charity

1. 
a. the giving of help, money, food, etc., to those in need
b. (as modifier): a charity show
2. 
a. an institution or organization set up to provide help, money, etc., to those in need
b. (as modifier): charity funds
3. the help, money, etc., given to the needy; alms

CHARITY

(language)
A functional language based purely on category theory by Cockett, Spencer, and Fukushima, 1990-1991.

A version for Sun-4 is available from Tom Fukushima <fukushim@ucalgary.ca>.
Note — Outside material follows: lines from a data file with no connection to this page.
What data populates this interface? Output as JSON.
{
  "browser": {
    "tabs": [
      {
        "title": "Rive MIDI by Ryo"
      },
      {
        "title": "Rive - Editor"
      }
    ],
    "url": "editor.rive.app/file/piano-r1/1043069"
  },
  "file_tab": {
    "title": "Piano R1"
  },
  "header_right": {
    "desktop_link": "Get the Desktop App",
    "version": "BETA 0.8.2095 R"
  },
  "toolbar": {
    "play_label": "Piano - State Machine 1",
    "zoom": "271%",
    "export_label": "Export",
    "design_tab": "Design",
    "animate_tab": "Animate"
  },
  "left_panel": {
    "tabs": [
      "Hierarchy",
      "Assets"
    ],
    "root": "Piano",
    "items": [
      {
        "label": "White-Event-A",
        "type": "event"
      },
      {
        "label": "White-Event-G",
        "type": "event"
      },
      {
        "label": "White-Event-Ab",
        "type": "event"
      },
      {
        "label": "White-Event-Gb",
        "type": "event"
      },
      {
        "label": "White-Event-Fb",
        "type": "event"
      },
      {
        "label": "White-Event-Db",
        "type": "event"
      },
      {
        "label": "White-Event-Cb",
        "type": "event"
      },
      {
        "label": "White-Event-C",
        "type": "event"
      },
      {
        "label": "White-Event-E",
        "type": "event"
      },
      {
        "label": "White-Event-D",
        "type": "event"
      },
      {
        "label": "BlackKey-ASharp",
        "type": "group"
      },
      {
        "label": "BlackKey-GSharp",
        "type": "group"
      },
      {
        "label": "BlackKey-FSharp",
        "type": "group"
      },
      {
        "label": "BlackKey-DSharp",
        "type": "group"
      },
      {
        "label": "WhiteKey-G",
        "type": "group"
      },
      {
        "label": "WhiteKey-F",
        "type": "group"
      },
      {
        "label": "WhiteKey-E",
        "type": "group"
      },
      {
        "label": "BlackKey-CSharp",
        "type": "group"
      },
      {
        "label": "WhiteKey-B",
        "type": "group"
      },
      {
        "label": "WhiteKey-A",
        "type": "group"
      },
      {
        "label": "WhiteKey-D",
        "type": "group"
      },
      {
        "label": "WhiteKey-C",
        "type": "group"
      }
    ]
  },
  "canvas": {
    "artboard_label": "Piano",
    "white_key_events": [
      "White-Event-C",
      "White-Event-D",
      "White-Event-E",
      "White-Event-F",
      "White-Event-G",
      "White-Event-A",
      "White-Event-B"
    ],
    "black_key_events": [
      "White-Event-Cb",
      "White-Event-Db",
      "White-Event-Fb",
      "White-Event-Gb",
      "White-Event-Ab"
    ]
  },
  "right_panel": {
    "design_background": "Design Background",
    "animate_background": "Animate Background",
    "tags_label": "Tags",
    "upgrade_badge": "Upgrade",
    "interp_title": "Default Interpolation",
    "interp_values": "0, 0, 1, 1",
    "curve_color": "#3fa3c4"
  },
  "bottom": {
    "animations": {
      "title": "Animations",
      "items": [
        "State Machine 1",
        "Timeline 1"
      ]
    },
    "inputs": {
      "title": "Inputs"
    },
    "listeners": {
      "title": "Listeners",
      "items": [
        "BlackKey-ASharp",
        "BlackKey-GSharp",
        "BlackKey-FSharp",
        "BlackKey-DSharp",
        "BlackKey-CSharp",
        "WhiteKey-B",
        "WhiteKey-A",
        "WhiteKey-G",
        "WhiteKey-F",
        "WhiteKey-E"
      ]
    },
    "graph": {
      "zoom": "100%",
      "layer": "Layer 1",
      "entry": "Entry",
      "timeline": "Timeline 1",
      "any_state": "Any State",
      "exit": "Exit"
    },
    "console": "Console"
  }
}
["About Charity", J.R.B. Cockett, U. Calgary, Canada, et al].
References in classic literature ?
In this office of charity, Silas felt, for the first time since he had come to Raveloe, a sense of unity between his past and present life, which might have been the beginning of his rescue from the insect-like existence into which his nature had shrunk.
It is true,'' replied Wamba, ``that I, being but an ass, am, nevertheless, honoured to hear the bells as well as your reverence's mule; notwithstanding, I did conceive that the charity of Mother Church and her servants might be said, with other charity, to begin at home.
But you know none are so formal as bankers in transacting business; I intended this money for the charity fund, and I seemed to be robbing them if I did not pay them with these precise bonds.
Clara was making a rosary of beads for a little figure of a Sister of Charity, who was to attend the Bunker Hill fair and lend her aid in erecting the Monument.
No one offered to assist the sufferer, although many said it ought to be done; some spoke of sending for those who monopolized the official charity of the city; many, having satisfied their curiosity, and finding that the moment for action was arriving, quietly withdrew from a trouble that would interfere with their comforts or their business--while a few felt an impulse to aid the man, but hesitated in being foremost in doing that which would be honourable to their feelings, but might not accord with their condition, or might seem as the ostentatious display of unusual benevolence.
My mother lives on public charity, my sister begs for my mother; I have, somewhere or other, brothers who equally beg for themselves; and I, the eldest, will go and do as all the rest do -- I will go and ask charity
Concerning the means of procuring unity; men must beware, that in the procuring, or reuniting, of religious unity, they do not dissolve and deface the laws of charity, and of human society.
It ain't good sense, it ain't good reason, it ain't good Christianity, it ain't common human charity.
It is not mine own lot that doth trouble me in that case," said the Knight, "but my dear lady's; for should I lose my land she will have to betake herself to some kinsman and there abide in charity, which, methinks, would break her proud heart.
She evidently felt frightened and ashamed to have accepted charity in a house where such things could be said, and was at the same time sorry to have now to forgo the charity of this house.
All appeals on behalf of charity he steadily ignored.
This love and thought and care for those weaker, poorer, or worse than ourselves, which we call Christian charity, is a very old fashion, my dear.